With the help of eight block captains, about 1,000 paper bags and candles are distributed to homes along the route. Each gets between six to 20 – and one has 45. They are spaced about six feet apart and held down by a cup of sand or kitty litter.
The lummies now stretch from the original 42nd-46th streets and then go round the King’s Highway corner for another four blocks towards Lake Harriet Boulevard.
Neighbors walk up and down the block, socializing and singing carols.
“Luminarias are used all over the world on special occasions and ‘light the way’ as a symbol of unity and caring for those less fortunate,” observed Ringham.” At this time of the year, with numerous holidays incorporating the bringing of light (plus the solstice), luminarias bring the glow of warmth to the winter nights.”
“Kathy and I have received numerous notes over the years from our neighbors. We really love the joy and feeling of community that we hear about in those notes. This tradition has made all of us feel closer and more grateful for what we all have. Lighting those candles is one more ‘chore’ to take care of during an extremely busy time of the year, but the neighbors still look forward to being part of this,” said O’Kane. “I used to kid the new neighbors that I hoped it was made clear in their purchase agreement that duty calls on Dec. 24. I don’t think it’s caused a sale to fall through yet.”
This year, organizers are working with the park board and the city to see if they would be willing to turn off the new and extremely bright lights that are now on the boulevard. “When we got new lights a couple of years ago, a lot of the ‘candle magic’ disappeared,” observed O’Kane. “While we just recently received permission to have the lights turned off, we’re in the midst of seeing if we can qualify/afford the required insurance. I’m still hoping for a miracle, but either way, lights on or lights off, the luminaries will go on.”
The Dupont Luminary was featured in a 2013 Southwest Journal article, and in another in 2018. “It’s so interesting to read that in 2013, we were hoping to go over the $10,000 mark and last year we topped $50,000! You can see how generous and caring this group is,” said O’Kane. “Their support and allegiance to DAP is really quite overwhelming.”
For years now, each house has contributed $15 to buy the necessary candles, paper bags and sand, and matched that with a donation earmarked for the Domestic Abuse Project. Anything left over from the supply budget is also donated.

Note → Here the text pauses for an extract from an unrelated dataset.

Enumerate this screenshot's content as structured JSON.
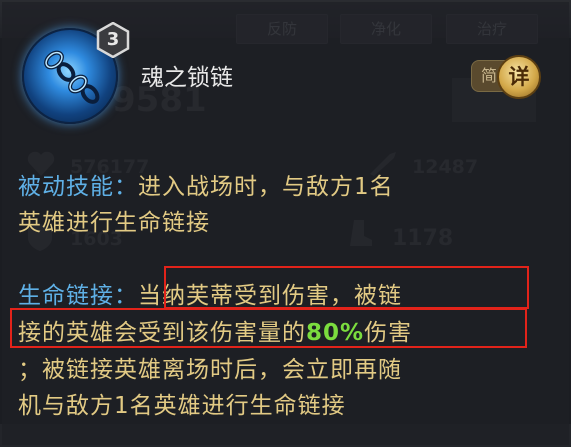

O’Kane became involved with the Domestic Abuse Project in 2003 as a board member. “It just touched me because they deal not just with the women and children, but they deal with the men,” she said in the 2013 article. DAP assists about 3,000 men, women and children a year with whole family, wrap-around services for domestic violence. The operate a holistic victim survivor program with support groups, a youth program, intervention program for individuals who use violence, case management, and advocacy. The First Call crisis hotline can be reached at 612-874-7063 x 232 or email@example.com.
Since the COVID-19 pandemic, DAP has seen a 37% increase in need for victim services. Due to limited resources, DAP has put 244 people on wait lists or referred them elsewhere.
Join the Dupont Luminaries to help “shine a light” on domestic violence (DV), urge O’Kane and Ringham. “As DV rates increase during the holiday season, the luminaries continue to increase awareness for those impacted by DV.”
They are glad to be in a community that has brightened not only their neighborhood but the lives of families struggling with domestic violence.